Try it ▸ Look through the material below and return every line that contains "value".

--- START ---

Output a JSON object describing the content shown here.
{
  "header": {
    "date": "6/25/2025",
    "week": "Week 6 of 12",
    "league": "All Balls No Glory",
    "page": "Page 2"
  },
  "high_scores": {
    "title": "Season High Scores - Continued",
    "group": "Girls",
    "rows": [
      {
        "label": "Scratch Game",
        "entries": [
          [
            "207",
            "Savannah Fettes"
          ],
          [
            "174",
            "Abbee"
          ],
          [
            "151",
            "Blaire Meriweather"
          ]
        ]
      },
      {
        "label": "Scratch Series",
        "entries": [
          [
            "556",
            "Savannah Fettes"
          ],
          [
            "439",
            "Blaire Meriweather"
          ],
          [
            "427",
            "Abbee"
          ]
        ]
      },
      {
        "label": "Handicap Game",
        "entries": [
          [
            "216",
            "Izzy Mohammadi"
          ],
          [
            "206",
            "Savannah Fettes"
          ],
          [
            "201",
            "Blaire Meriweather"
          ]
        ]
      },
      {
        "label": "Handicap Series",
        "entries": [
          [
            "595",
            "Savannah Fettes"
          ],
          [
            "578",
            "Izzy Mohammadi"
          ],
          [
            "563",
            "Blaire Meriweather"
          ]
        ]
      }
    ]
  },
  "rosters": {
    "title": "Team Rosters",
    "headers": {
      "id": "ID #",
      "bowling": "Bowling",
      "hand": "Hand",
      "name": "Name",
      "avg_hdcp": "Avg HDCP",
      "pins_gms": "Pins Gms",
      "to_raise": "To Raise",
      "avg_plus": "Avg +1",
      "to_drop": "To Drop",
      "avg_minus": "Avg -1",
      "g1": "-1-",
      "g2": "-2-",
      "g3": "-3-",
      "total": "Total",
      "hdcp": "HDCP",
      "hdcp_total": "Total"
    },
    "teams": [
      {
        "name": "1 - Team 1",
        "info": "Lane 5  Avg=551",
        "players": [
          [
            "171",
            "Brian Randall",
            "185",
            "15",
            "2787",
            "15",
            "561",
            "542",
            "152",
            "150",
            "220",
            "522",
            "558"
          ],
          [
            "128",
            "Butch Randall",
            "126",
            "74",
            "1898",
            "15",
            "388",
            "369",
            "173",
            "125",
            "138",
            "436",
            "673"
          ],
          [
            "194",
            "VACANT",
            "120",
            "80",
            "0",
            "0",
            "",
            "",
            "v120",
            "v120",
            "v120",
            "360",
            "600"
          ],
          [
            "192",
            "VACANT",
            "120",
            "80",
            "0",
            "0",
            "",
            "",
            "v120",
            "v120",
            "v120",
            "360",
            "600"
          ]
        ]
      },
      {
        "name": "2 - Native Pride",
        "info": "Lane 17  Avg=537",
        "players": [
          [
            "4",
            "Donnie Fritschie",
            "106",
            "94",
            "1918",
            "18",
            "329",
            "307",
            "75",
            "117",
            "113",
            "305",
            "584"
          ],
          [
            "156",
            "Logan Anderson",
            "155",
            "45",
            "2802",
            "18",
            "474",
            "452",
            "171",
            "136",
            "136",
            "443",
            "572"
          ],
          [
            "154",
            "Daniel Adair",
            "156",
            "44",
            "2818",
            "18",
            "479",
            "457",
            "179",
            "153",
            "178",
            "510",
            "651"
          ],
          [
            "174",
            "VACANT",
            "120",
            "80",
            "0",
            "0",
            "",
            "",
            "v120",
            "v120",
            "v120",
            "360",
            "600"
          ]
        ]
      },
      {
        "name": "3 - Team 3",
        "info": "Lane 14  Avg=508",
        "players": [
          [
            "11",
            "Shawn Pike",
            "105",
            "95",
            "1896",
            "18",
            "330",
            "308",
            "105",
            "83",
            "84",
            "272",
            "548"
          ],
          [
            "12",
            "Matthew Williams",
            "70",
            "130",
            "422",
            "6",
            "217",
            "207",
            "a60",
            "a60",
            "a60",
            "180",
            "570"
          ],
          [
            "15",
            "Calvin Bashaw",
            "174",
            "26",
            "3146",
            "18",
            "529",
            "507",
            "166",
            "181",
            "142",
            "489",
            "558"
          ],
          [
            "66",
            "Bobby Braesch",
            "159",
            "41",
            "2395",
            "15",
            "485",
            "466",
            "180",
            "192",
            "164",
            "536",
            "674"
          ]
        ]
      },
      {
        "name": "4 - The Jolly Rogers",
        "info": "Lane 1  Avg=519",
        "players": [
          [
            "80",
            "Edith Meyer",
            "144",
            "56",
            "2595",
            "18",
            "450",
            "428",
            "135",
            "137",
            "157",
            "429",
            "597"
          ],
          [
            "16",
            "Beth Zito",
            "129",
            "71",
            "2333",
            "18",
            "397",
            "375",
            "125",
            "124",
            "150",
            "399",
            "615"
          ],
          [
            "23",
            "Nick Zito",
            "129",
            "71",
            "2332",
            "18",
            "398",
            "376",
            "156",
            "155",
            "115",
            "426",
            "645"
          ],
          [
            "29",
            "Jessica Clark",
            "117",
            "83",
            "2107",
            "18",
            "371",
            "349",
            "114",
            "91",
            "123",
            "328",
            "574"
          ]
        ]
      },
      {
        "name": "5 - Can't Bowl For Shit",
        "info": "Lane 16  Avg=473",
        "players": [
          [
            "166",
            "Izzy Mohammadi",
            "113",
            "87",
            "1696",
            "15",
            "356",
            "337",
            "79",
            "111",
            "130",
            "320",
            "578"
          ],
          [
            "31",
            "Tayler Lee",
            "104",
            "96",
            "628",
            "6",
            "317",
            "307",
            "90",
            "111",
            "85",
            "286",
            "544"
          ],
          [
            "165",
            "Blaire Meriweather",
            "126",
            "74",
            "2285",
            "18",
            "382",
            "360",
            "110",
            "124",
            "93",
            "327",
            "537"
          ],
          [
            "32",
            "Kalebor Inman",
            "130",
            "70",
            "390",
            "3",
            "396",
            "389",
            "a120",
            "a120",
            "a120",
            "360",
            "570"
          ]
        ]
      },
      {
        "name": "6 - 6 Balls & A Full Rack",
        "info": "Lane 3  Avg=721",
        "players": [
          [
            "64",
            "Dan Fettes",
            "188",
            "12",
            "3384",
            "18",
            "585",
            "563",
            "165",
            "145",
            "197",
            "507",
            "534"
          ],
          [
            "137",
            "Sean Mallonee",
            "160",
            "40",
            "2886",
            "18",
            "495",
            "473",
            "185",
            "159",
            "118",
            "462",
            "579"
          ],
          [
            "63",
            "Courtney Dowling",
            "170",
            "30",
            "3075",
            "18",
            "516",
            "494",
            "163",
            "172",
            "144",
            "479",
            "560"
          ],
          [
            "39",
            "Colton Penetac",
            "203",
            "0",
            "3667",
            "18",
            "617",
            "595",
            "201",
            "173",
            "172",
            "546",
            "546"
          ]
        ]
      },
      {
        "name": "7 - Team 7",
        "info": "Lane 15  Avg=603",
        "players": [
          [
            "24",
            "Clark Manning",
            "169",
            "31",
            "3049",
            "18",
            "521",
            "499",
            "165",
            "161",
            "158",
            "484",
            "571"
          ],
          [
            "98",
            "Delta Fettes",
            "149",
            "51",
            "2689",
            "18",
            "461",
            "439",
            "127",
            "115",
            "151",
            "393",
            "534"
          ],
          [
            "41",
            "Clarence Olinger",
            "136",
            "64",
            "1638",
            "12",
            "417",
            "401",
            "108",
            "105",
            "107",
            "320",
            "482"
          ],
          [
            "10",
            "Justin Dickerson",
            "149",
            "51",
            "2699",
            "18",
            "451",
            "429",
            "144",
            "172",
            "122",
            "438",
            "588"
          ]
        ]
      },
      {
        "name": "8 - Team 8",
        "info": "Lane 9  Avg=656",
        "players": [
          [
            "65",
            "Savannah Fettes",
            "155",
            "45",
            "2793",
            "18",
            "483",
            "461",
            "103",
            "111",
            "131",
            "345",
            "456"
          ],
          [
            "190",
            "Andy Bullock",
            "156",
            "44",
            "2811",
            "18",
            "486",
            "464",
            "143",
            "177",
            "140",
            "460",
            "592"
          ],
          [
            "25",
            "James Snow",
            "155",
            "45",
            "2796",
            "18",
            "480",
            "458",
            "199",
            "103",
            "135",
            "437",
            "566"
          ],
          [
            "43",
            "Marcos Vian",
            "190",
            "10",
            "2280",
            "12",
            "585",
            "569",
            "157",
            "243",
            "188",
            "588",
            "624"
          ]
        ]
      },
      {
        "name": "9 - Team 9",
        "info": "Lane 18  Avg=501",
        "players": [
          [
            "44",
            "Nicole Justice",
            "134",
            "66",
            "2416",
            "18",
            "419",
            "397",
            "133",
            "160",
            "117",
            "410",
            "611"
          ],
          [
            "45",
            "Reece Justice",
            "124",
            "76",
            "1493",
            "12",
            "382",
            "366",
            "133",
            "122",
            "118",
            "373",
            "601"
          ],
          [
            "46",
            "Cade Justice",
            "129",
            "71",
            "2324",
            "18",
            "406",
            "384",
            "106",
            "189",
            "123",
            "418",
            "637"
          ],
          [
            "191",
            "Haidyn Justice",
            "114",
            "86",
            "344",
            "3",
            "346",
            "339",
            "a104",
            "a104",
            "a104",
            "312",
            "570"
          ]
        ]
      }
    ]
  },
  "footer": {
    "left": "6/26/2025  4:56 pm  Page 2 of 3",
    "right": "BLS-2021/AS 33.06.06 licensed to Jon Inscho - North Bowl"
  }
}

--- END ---
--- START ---

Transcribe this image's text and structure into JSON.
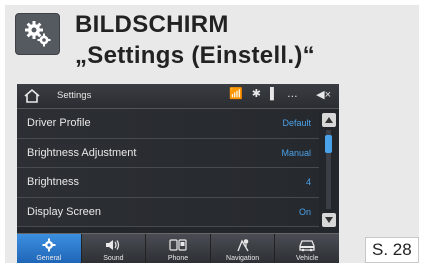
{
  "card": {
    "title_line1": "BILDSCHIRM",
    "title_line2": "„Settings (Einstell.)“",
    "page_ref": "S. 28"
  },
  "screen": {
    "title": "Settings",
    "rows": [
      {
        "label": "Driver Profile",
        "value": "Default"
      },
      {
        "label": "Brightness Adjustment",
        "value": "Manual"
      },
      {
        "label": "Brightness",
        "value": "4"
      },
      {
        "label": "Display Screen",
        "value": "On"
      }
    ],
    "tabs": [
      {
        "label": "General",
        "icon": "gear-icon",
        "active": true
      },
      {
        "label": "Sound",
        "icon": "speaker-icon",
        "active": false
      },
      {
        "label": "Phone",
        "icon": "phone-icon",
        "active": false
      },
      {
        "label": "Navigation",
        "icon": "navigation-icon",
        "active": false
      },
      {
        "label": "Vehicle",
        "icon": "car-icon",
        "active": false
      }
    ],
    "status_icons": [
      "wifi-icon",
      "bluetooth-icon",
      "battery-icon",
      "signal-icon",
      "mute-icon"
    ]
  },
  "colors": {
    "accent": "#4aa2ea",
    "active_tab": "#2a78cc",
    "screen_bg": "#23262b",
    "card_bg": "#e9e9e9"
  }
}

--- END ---

Exercise output ▸
        "value": "Default"
        "value": "Manual"
        "value": "4"
        "value": "On"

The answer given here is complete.